Important For the example to work properly, you must paste it into cell A1 of the worksheet.
 To switch between viewing the results and viewing the formulas that return the results, press CTRL+` (grave accent), or on the Formulas tab, in the Formula Auditing group, click the Show Formulas button.
After you copy the example to a blank worksheet, you can adapt it to suit your needs.

A 
B 
C 
D 
Sales Person 
Exceeded Widgets Quota 
Exceeded Gadgets Quota 
Exceeded Doodads Quota 
Davidoski 
Yes 
No 
No 
Burke 
Yes 
Yes 
No 
Sundaram 
Yes 
Yes 
Yes 
Levitan 
No 
Yes 
Yes 
Formula 
Description 
Result 
=COUNTIFS(B2:D2,"=Yes") 
Counts how many times Davidoski exceeded a sales quota for Widgets, Gadgets, and Doodads. 
1 
=COUNTIFS(B2:B5,"=Yes",C2:C5,"=Yes") 
Counts how many sales people exceeded both their Widgets and Gadgets Quota. 
2 
=COUNTIFS(B5:D5,"=Yes",B3:D3,"=Yes") 
Counts how many times Levitan and Burke exceeded the same quota for Widgets, Gadgets, and Doodads. 
1 

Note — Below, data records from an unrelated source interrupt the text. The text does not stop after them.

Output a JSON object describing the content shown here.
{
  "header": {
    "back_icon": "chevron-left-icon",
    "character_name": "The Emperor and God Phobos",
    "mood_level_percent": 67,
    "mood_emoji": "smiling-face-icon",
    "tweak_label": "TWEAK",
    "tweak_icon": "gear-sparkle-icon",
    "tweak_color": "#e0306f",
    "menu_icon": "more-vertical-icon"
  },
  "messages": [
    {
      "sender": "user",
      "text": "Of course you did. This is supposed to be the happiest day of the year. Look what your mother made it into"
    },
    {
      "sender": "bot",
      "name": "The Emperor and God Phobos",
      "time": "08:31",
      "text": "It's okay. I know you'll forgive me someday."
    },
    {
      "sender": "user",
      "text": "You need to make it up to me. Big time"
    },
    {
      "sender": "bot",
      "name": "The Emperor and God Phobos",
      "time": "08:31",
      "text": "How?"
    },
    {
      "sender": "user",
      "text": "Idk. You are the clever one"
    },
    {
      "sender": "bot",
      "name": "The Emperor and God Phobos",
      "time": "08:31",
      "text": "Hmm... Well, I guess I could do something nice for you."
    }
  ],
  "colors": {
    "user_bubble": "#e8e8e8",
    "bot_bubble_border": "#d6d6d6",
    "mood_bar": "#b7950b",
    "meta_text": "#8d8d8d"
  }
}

Example 2
The example may be easier to understand if you copy it to a blank worksheet.
How do I copy an example?
 Select the example in this article. If you are copying the example in Excel Web App, copy and paste one cell at a time.Important Do not select the row or column headers.
Selecting an example from Help
 Press CTRL+C.
 Create a blank workbook or worksheet.
 In the worksheet, select cell A1, and press CTRL+V. If you are working in Excel Web App, repeat copying and pasting for each cell in the example.
Important For the example to work properly, you must paste it into cell A1 of the worksheet.
 To switch between viewing the results and viewing the formulas that return the results, press CTRL+` (grave accent), or on the Formulas tab, in the Formula Auditing group, click the Show Formulas button.
After you copy the example to a blank worksheet, you can adapt it to suit your needs.

A 
B 
C 
Data 
Data 

1 
5/1/2008 

2 
5/2/2008 

3 
5/3/2008 

4 
5/4/2008 

5 
5/5/2008 

6 
5/6/2008 

Formula 
Description 
Result 
=COUNTIFS(A2:A7,"<6",A2:A7,">1") 
Counts how many numbers between 1 and 6 (not including 1 and 6) are contained in cells A2 through A7. 
4 
=COUNTIFS(A2:A7, "<5",B2:B7,"<5/3/2008") 
Counts how many rows have numbers that are less than 5 in cells A2 through A7, and also have dates that are are earlier than 5/3/2008 in cells B2 through B7. 
2 
=COUNTIFS(A2:A7, "<" & A6,B2:B7,"<" & B4) 
Same description as the previous example, but using cell references instead of constants in the criteria. 
2